Cloud compliance is about complying with the laws and regulations that apply to using the cloud. Most organisations are moving to the cloud because there are good business reasons to do so. The law does not prevent the adoption of cloud. It does have however have a significant impact. When moving to the cloud it is important to know in which countries your data will be processed, what laws will apply, what impact they will have, and then follow a risk-based approach to comply with them. It can be hard because there are many different kinds of laws, like data protection laws, data localization laws and data sovereignty laws. You also need to consider interception laws or access to information laws, which may enable Governments or others to access your data in the cloud. In addition, the laws of many different countries might apply. It is also important to know what security measures the law requires you to put in place.
Does data protection law stop you using the cloud?
The short answer is no. Data protection laws, such as the POPI Act and the GDPR, do not stop you from using the cloud. There is often a section preventing the transfer of personal information from one country to another (transborder information flows) but there are always many exceptions that you can rely on to transfer data across borders. Here are some examples of when you can transfer data across a border. You can transfer the data if:
- the country to which the data is being transferred has a law that provides an adequate level of protection,
- the data subject consents to the transfer,
- there is a binding agreement or corporate rules with a third party that provides an adequate level of protection that is sufficiently similar to the conditions for lawful processing,
- the transfer is necessary for the performance of a contract or pre-contractual measures between the data subject and the responsible party, or
- the transfer is for the benefit of the data subject and it isn’t reasonably practicable to get the data subject’s consent and even if it were the data subject would probably consent.
Data localization laws
Data localisation and data sovereignty are important concepts to understand for cloud compliance. Data localisation should not be confused with data sovereignty (discussed below). Laws in different countries relating to these concepts may mean that your cloud implementation needs to be adjusted. Data localization law requires that personal data be processed in a particular territory rather than with a cloud provider. For example, there is a law in Russia which requires that the personal information of Russian citizens is only stored on servers in Russia.
It is also important to look out for data localisation clauses in RFPs because they can be tender conditions. So, in terms of cloud compliance, you need to make sure that you understand the effect of data localisation on your data.

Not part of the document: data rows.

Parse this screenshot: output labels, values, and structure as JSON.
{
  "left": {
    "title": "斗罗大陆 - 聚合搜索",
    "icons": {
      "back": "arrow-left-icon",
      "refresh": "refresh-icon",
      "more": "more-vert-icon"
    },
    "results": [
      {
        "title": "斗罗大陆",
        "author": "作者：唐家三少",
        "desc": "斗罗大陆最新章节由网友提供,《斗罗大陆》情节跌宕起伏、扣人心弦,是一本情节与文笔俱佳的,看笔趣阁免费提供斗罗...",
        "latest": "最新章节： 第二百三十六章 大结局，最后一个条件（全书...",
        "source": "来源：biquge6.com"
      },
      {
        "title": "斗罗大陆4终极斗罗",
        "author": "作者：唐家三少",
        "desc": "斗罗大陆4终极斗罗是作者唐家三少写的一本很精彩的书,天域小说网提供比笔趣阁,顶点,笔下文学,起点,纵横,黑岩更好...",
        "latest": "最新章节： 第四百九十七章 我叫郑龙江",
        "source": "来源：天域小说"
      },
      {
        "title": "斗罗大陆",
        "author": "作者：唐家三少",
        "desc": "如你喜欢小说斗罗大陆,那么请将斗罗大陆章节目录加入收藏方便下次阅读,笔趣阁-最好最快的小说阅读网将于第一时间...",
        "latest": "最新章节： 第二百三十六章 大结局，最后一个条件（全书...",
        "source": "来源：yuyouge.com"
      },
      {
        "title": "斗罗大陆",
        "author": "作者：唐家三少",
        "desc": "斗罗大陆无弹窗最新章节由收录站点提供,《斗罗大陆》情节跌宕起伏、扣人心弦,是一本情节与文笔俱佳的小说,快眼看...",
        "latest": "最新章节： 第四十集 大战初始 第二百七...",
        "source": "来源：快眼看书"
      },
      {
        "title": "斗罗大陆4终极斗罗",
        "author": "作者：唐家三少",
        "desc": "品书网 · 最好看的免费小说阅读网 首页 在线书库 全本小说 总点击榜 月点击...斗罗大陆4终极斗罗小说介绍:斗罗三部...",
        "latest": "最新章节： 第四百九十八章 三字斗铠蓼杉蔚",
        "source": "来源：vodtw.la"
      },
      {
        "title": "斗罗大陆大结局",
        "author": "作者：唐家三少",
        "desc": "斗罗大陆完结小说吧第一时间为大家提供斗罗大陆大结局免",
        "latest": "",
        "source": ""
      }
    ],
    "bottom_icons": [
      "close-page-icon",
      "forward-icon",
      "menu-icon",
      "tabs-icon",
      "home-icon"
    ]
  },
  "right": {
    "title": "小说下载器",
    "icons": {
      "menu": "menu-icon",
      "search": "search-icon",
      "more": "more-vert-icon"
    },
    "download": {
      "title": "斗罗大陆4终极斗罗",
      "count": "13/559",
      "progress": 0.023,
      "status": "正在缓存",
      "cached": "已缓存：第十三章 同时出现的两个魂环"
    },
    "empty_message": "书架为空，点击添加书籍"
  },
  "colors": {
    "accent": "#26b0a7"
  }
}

Data sovereignty is where the laws of a particular country apply to data for one reason or another (for example, because the data is hosted in that country or the data relates tot he citizens of a country). It is the ability of a country to impose their own laws on data hosted in the cloud. The reasons behind a country’s decision to enact data sovereignty laws varies from wanting local law enforcement to have easier access to data that’s necessary for their investigations, to wanting local organisations to have some advantages over foreign organisations, or just wanting to provide more protection to the country’s citizens.
What data sovereignty means for cloud compliance is that data stored in the cloud can be subject to the jurisdiction of more than one country which can be problematic. Article 3 of the GDPR dealing with territorial scope is a good example of data sovereignty. Data sovereignty also means that if you are not in a position to comply with the applicable laws, you may expose yourself to a number of legal risks, including fines for non-compliance.
Interception or access to information laws
Any law that enables a third party to access your data in the cloud is obviously a concern. An important case that has an impact on the cloud is the Microsoft Ireland case. In this case, Microsoft challenged a search and seizure warrant issued by the US Department of Justice for emails stored on a server in Ireland. The warrant was issued in terms of a US statute. The Second Circuit Court sided with Microsoft and held that the warrant was issued in the US and could not be executed in Ireland. The outcome of this case does provide some clarity for cloud compliance. However, it is only guidance. The reasoning of the court was largely based the statute under which the warrant was issued rather than the broader issue of cloud hosting and access to information.
Actions you can take:
- Empower your organisation with knowledge on complying with the laws that apply to the cloud by asking us to do a private one hour workshop on cloud compliance.
- Make your event a success by asking us to present on cloud compliance. We have presented on this topic many times before.
- Know what laws apply to your use of the cloud by asking us to identify the applicable laws (including data localization law and data sovereignty laws). We can provide you with a report on the laws in many countries, including in Africa.
- Determine the impact of those laws by asking our advice.
- Obtain legal certainty by asking us to draft a legal opinion on a particular issue (for example, can we store these records in the cloud outside the country, or can we transfer data to Ireland).
- Know what security the law requires you to put in place by attending one of our Data Protection and Information Security Law workshop.
- Empower yourself to manage governance, risk and compliance regards the cloud by attending our IT GRC workshop.
- Audit your organisation for cloud compliance by having us conduct a legal compliance audit.
- Find out more about cloud contracts.